The author provides tactical details and brings to life the unthinkable realities of a 101stAirborne trooper’s Vietnam.
His writing style makes the mind wonder how anyone could ever survive or recover from the situations faced. As you read, you are in fight. Transference made me feel each casualty, drink canteen water filled downstream from bloated bodies, wade neck deep to fight, and absorb a round in the face.
I wish Fate Unknown was required reading for the American History student. Vietnam was different than other wars. This memoir blew me away with the idiosyncrasies. Mitchell’s duty reflections left me with a vivid education from multiple perspectives about the hell faced.
War terminology can be understood, pictures are clear, and some are in color. From professional skills required to launch an assault to the “pucker factor” measurement of fear, I came away soberly informed and in admiration for the brave. I highly recommend this book. It injects a breathtaking dose of reality from the courageous who served in life-taking combat far away in the jungle and on the rice paddies.
Reviewed by: Hodge Wood (2015)
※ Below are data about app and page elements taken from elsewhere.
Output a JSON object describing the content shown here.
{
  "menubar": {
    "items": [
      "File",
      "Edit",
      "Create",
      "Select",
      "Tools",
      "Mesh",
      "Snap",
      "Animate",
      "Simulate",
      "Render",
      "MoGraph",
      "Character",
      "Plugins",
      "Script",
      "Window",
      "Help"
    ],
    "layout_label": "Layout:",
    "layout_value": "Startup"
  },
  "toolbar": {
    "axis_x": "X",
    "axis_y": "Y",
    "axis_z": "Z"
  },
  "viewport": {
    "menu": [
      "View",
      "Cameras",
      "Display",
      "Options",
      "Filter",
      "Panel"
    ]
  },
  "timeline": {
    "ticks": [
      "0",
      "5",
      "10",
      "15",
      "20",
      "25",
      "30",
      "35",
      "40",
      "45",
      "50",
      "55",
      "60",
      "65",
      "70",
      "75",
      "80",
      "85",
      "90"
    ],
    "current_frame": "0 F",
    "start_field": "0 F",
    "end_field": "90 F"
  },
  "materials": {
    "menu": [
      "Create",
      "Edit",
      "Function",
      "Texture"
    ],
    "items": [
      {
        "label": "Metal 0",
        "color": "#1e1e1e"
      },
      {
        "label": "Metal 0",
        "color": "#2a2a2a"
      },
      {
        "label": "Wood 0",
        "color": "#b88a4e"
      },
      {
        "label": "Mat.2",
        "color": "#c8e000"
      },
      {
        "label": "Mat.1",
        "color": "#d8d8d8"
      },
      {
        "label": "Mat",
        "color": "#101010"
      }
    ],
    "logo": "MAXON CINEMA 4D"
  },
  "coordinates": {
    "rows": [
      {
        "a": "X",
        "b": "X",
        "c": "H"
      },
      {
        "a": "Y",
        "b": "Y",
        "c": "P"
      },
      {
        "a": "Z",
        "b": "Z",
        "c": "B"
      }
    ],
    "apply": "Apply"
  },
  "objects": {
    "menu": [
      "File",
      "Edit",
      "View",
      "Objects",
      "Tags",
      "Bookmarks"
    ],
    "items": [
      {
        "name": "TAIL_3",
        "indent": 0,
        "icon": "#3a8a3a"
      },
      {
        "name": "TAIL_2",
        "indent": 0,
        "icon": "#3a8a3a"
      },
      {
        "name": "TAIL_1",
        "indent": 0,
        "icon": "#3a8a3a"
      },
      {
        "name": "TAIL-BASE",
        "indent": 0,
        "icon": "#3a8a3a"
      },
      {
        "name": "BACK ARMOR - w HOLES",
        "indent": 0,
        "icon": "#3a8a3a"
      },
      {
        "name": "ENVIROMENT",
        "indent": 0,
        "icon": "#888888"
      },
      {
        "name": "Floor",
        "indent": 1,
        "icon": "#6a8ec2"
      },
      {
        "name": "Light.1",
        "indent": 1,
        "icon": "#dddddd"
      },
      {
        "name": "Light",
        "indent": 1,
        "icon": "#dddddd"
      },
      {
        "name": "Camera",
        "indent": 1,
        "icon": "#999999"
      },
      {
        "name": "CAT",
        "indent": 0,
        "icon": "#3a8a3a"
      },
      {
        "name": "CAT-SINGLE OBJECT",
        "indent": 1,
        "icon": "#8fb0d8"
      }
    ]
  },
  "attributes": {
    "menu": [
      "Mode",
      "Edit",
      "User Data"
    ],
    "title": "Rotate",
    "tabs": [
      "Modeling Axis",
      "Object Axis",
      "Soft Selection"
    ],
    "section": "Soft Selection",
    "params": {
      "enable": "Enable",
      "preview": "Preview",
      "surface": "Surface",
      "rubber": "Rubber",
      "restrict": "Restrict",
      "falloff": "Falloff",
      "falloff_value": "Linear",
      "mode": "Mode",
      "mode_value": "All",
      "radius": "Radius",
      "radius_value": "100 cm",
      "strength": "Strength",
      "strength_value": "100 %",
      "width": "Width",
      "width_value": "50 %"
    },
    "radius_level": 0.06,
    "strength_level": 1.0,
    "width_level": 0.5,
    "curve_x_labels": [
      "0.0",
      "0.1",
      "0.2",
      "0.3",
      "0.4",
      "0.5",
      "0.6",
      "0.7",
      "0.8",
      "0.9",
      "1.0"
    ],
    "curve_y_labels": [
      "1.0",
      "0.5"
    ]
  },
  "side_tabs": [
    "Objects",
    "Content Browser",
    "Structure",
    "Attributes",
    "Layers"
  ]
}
Many of you have seen movie versions of war, but have you ever asked yourself what it was really like to be a fighting soldier in the Vietnam War? In Fate Unknown, the author, a member of the famed 101st Airborne Division takes the readers to the battlefield, with boots on the ground, as he candidly shares many of his personal experiences of his 1966 tour. He also reveals insightful accounts from fellow soldiers of different ranks, as they saw and lived through it. Situations and battles come into sharp focus through the eyes and ears of those whose lives were changed forever by their tour in Vietnam. This is a compelling, insightful and nonfictional account of a combat tour. So lace up your jungle boots and live the battle as experienced by an airborne infantry unit during the Vietnam War. You will gain a true understanding of combat and probably change your outlook of war.